What is expected: Return the records that follow unaltered. Omit every picture.

Provided data:

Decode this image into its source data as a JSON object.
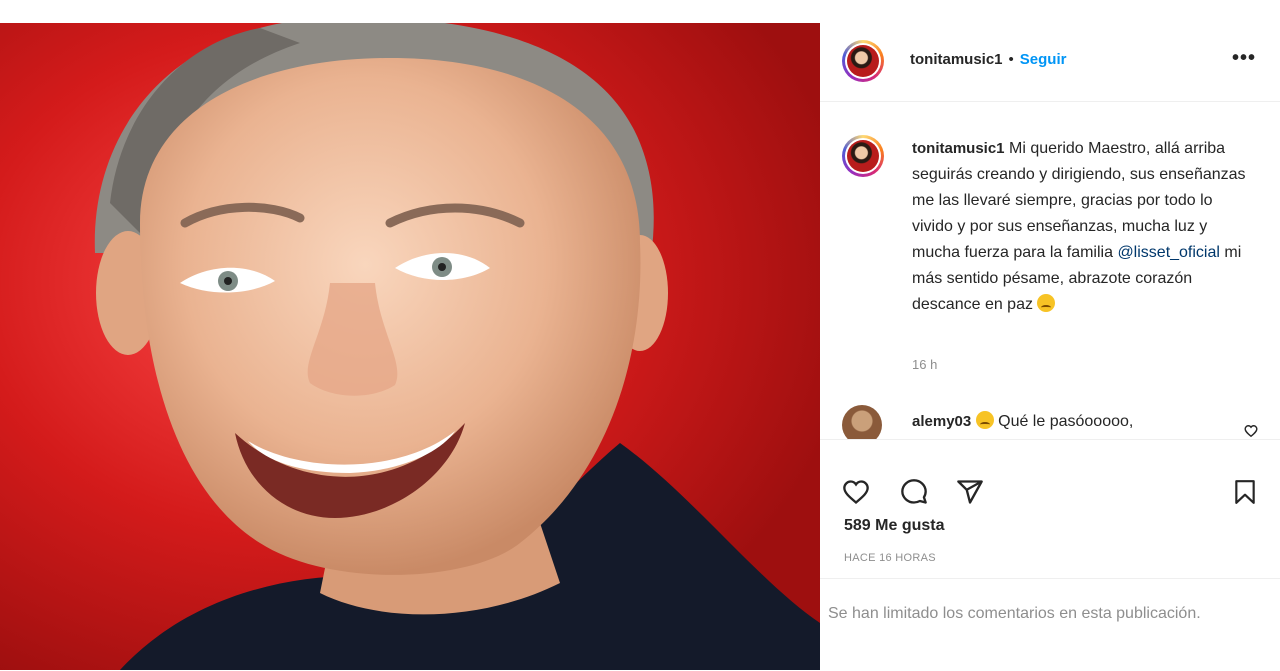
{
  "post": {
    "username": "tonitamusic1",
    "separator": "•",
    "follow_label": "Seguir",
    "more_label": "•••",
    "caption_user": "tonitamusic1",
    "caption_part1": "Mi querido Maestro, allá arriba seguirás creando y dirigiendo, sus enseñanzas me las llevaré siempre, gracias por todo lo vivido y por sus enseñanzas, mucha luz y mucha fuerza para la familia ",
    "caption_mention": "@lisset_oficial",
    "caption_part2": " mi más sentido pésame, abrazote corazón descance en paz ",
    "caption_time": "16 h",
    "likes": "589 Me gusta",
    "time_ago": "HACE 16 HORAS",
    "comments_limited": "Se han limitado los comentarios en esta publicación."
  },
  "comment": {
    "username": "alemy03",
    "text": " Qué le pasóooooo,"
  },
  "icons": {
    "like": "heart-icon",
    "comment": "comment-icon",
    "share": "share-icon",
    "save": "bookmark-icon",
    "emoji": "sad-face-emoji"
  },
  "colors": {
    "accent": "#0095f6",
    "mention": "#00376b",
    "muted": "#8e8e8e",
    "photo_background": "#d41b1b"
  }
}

Exercise output:
Decode this image into its source data as a JSON object.
{
  "post": {
    "username": "tonitamusic1",
    "separator": "•",
    "follow_label": "Seguir",
    "more_label": "•••",
    "caption_user": "tonitamusic1",
    "caption_part1": "Mi querido Maestro, allá arriba seguirás creando y dirigiendo, sus enseñanzas me las llevaré siempre, gracias por todo lo vivido y por sus enseñanzas, mucha luz y mucha fuerza para la familia ",
    "caption_mention": "@lisset_oficial",
    "caption_part2": " mi más sentido pésame, abrazote corazón descance en paz ",
    "caption_time": "16 h",
    "likes": "589 Me gusta",
    "time_ago": "HACE 16 HORAS",
    "comments_limited": "Se han limitado los comentarios en esta publicación."
  },
  "comment": {
    "username": "alemy03",
    "text": " Qué le pasóooooo,"
  },
  "icons": {
    "like": "heart-icon",
    "comment": "comment-icon",
    "share": "share-icon",
    "save": "bookmark-icon",
    "emoji": "sad-face-emoji"
  },
  "colors": {
    "accent": "#0095f6",
    "mention": "#00376b",
    "muted": "#8e8e8e",
    "photo_background": "#d41b1b"
  }
}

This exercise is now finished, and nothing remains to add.